The narrator of Geraldine Brooks’s The Secret Chord—a reimagining of the relationships and stories surrounding the Biblical figure King David—has his work cut out for him. Prophet and servant Natan has received an order from David to write an unvarnished chronicle of the man David truly is. Mulling the implications of this task, Natan observes: “The stories that grow up around a king are strong vines with a fierce grip. They pull life from whatever surfaces they cling to, while the roots, maybe, wither and rot until you cannot find the place from which the seed of the vine has truly sprung.” He unfolds this image as a kind of question, posed to both the sweeping forces of history and to the flawed man he serves.
The Secret Chord marks another fascinating addition to Brooks’s body of work, which has featured many bold depictions of pre-modern lives, including Year of Wonders, the story of plague-ridden English villagers’ fight to retain their lives’ meaning; Caleb’s Crossing, which concerns the Harvard education of a seventeenth-century Native American man; and People of the Book, a chronicle of the numerous hands protecting an illuminated Hebrew manuscript through the Middle Ages. Brooks’s work has shown unfailing respect for the psychological complexity of the human mind in every era she has addressed. In The Secret Chord, the wives, relatives, servants, and soldiers who populate David’s life prove no exception.
Natan plays a precarious role in the court as he dances warily between servant and oracle. From the outset of his painful, disorienting visions, Natan understands that his role will always set him apart from ordinary lives: “I knew all of this, even then, a boy of ten years. No other human noise was to come between that mysterious voice and me.” These prophecies give him a vital role in David’s court, but they also force him to speak with the kind of bluntness and challenge no one else would dare.
Natan’s visions force him into perpetual encounters with paradoxical experience. For example, a decisive moment in an enemy camp prompts him to offer his own counsel to David. But when he speaks, the voice of prophecy comes roaring out instead, giving David exactly the opposite advice. Perhaps because of these unusual states of being, Natan becomes a compassionate but discerning guide for David, whose life is brimming with contradictions and paradoxes. At times, David’s considerable lust for women he shouldn’t bed creates political or military complications. He lives by a code of loyalty but can kill innocents without mercy.
Brooks never downplays the bloody cost of pursuing destiny. As a crucial component of his depiction of David’s rise, Natan details the gore-filled skirmishes of David’s time as an outlaw leader, attacking villages in service of his larger fate. After David has killed Natan’s own father—prompting Natan’s first prophecy—he spares the young boy and brings him into his outlaw fold.
To explain his reasoning for these killings, David tells him: “I killed your father because if his refusal of my request had been allowed to stand, word of it would have spread, and I would not be able to feed my people—people who have risked everything for me. I can’t allow that.

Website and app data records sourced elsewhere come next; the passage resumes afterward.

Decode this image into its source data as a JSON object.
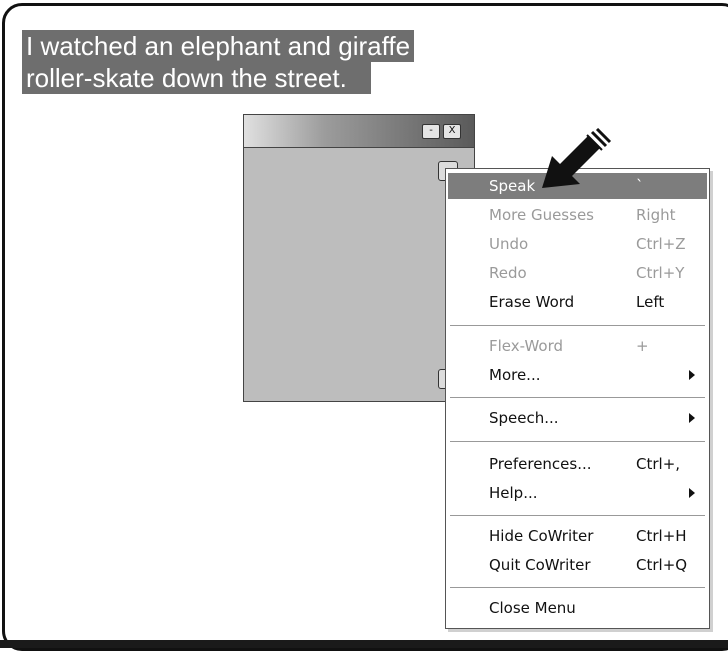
{
  "caption": {
    "line1": "I watched an elephant and giraffe",
    "line2": "roller-skate down the street."
  },
  "window": {
    "minimize_label": "-",
    "close_label": "X",
    "nav_label": "» "
  },
  "menu": {
    "speak": {
      "label": "Speak",
      "shortcut": "`"
    },
    "more_guesses": {
      "label": "More Guesses",
      "shortcut": "Right"
    },
    "undo": {
      "label": "Undo",
      "shortcut": "Ctrl+Z"
    },
    "redo": {
      "label": "Redo",
      "shortcut": "Ctrl+Y"
    },
    "erase_word": {
      "label": "Erase Word",
      "shortcut": "Left"
    },
    "flex_word": {
      "label": "Flex-Word",
      "shortcut": "+"
    },
    "more": {
      "label": "More..."
    },
    "speech": {
      "label": "Speech..."
    },
    "preferences": {
      "label": "Preferences...",
      "shortcut": "Ctrl+,"
    },
    "help": {
      "label": "Help..."
    },
    "hide": {
      "label": "Hide CoWriter",
      "shortcut": "Ctrl+H"
    },
    "quit": {
      "label": "Quit CoWriter",
      "shortcut": "Ctrl+Q"
    },
    "close_menu": {
      "label": "Close Menu"
    }
  },
  "colors": {
    "highlight": "#7d7d7d",
    "caption_bg": "#6e6e6e",
    "disabled_text": "#9a9a9a"
  }
}
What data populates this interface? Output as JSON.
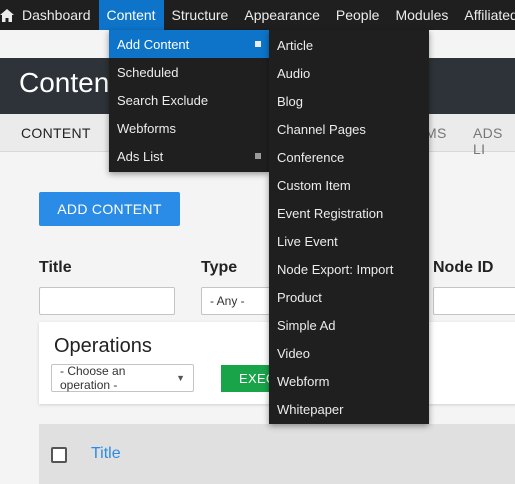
{
  "toolbar": {
    "items": [
      {
        "label": "Dashboard"
      },
      {
        "label": "Content"
      },
      {
        "label": "Structure"
      },
      {
        "label": "Appearance"
      },
      {
        "label": "People"
      },
      {
        "label": "Modules"
      },
      {
        "label": "Affiliated C"
      }
    ],
    "active_item": "Content"
  },
  "page": {
    "title": "Content"
  },
  "tabs": [
    {
      "label": "CONTENT"
    },
    {
      "label": "MS"
    },
    {
      "label": "ADS LI"
    }
  ],
  "main": {
    "add_button": "ADD CONTENT",
    "filters": {
      "title_label": "Title",
      "type_label": "Type",
      "type_value": "- Any -",
      "nodeid_label": "Node ID"
    },
    "operations": {
      "title": "Operations",
      "select_value": "- Choose an operation -",
      "execute_label": "EXEC"
    },
    "table": {
      "title_header": "Title"
    }
  },
  "content_menu": {
    "items": [
      {
        "label": "Add Content"
      },
      {
        "label": "Scheduled"
      },
      {
        "label": "Search Exclude"
      },
      {
        "label": "Webforms"
      },
      {
        "label": "Ads List"
      }
    ]
  },
  "add_content_menu": {
    "items": [
      {
        "label": "Article"
      },
      {
        "label": "Audio"
      },
      {
        "label": "Blog"
      },
      {
        "label": "Channel Pages"
      },
      {
        "label": "Conference"
      },
      {
        "label": "Custom Item"
      },
      {
        "label": "Event Registration"
      },
      {
        "label": "Live Event"
      },
      {
        "label": "Node Export: Import"
      },
      {
        "label": "Product"
      },
      {
        "label": "Simple Ad"
      },
      {
        "label": "Video"
      },
      {
        "label": "Webform"
      },
      {
        "label": "Whitepaper"
      }
    ]
  },
  "colors": {
    "toolbar_bg": "#1f1f1f",
    "accent_blue": "#0d74c9",
    "button_blue": "#2a8ce6",
    "execute_green": "#1aa44a",
    "title_band": "#2d3338"
  }
}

It’s the bargain I’ve made. They would die for me, so I must live for them.” Despite the fact that David has murdered his father, along with countless others, Natan becomes fiercely loyal, drawn to David’s mesmeric presence and ability to lead. Still, he remembers all too well the human toll behind those grand stories of battle.
A novel like The Secret Chord presents formidable conceptual challenges, with potential pitfalls of anachronism or oversimplification. It also makes tough stylistic demands. Brooks manages to buoy the authenticity of the novel’s conceit through the enchanting force of her prose. This language feels woven from the past, never becoming stilted costume. And Natan’s role as an oracle creates a sense of mystical possibility within his narrative voice. He has given himself over, entirely, to David’s story: “I knew that my lips and tongue were moving, but I could not hear my own words because my head was ringing like a stone under the blows of an iron mallet, blows that beat the blood behind my eyes. I stood there, in the crimson-misted ruins of my own life, and the words poured out.”
The Secret Chord shows particular regard for storytellers and for the complexity of sacred texts. As Natan’s inquiries dig further inside the man behind the crown, the roots of Brooks’s story never wither. In fact, they barrel into darker, richer soil, heading straight for the deepest mysteries.
Emily Choate holds an M.F.A. from Sarah Lawrence College. Her fiction is forthcoming from The Florida Review, Tupelo Quarterly, and The Double Dealer, and her nonfiction has appeared in Late Night Library, Yemassee, and elsewhere. She lives in Nashville, where she’s working on a novel.